In 1924, Williams built Oasis Auto Court in the same area, and it became a center of activity with amenities—a grocery store and community center among them—for residents. Upon the city’s incorporation in 1946, that central area was probably Downtown North Las Vegas, and perhaps that’s where it still is. Following a trail of breadcrumbs, I arrived at City Hall on Civic Center Drive to talk with three of Mayor John Lee’s talented team members and to learn the official answer once and for all.
“Downtown North Las Vegas technically runs off I-15 down Lake Mead to Civic Center, including city hall,” Ryann Juden, chief of staff, explained. “It’s a redevelopment corridor. The council and mayor are pushing for downtown to have its own identity by embracing our culture, which is highly Latino and military, and build something unique. Mayor Lee has put emphasis on major renovation downtown. You’ll see entertainment, restaurants, shopping, and other large projects that’ll completely change the area.”
“A dialysis center will be opening a location here,” Director of Economic and Business Development Gina Gavan added. Outlining the opportunity North Las Vegas faces, Gavan explained that by utilizing several grants, the city will develop transit options and infrastructure to create new streetscapes and connectivity with valley residents. “Very soon, you’ll see private development happening near city hall, and once we complete all the phases, we will have more than a $40 million investment.”
Downtown North Las Vegas has definitely turned around. Its best days are ahead of it – Ryann Juden
“Downtown North Las Vegas needs to be a place people go to recreate, live, and work,” Mitch Fox, director of communications, emphasized. “Our diverse ethnicity is a powerful component and will definitely be a draw to Downtown North Las Vegas.
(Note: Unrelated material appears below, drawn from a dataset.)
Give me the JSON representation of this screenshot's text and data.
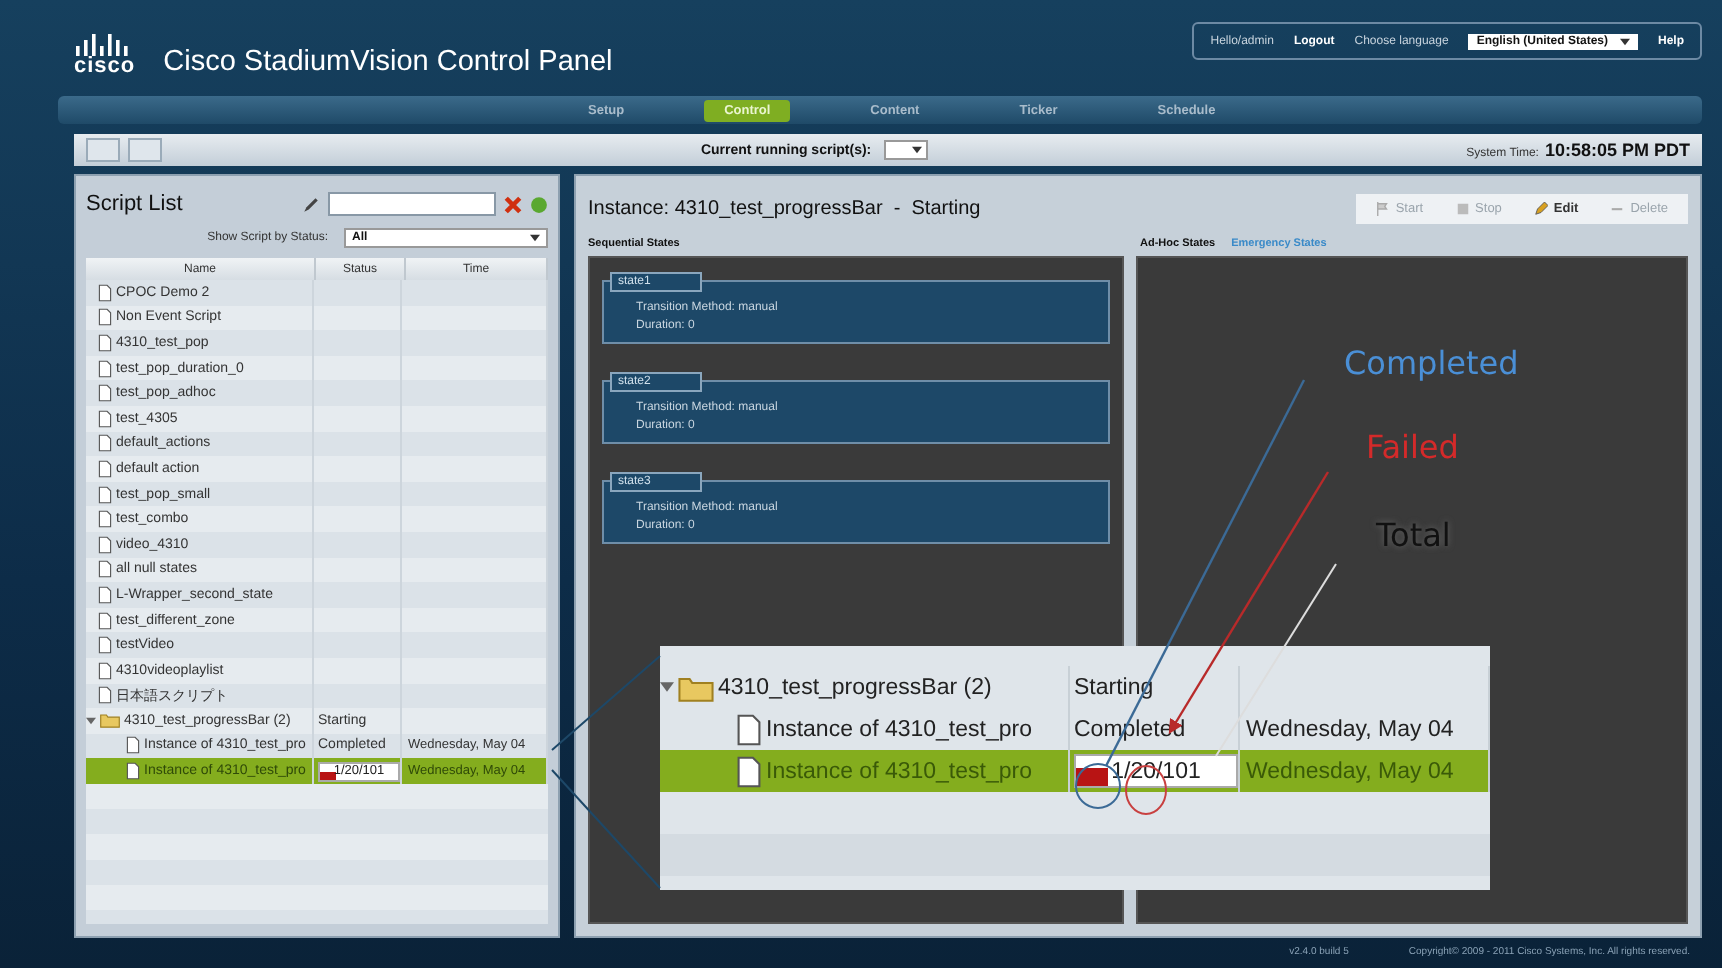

It’ll be different than the other downtowns in the valley.” like Thomas Williams wanted.
The sense of community at places like Left of Center and Real Donuts energized me, but the plans of Mayor Lee and his team to develop the downtown excited me. The mayor, council, and private developers all possess the energy and desire to certainly see their vision come to fruition.
As Gavan said, “Essentially we’re making history. We get to redefine a community and how it grows. I guarantee people’s perceptions will definitely change about Downtown North Las Vegas.”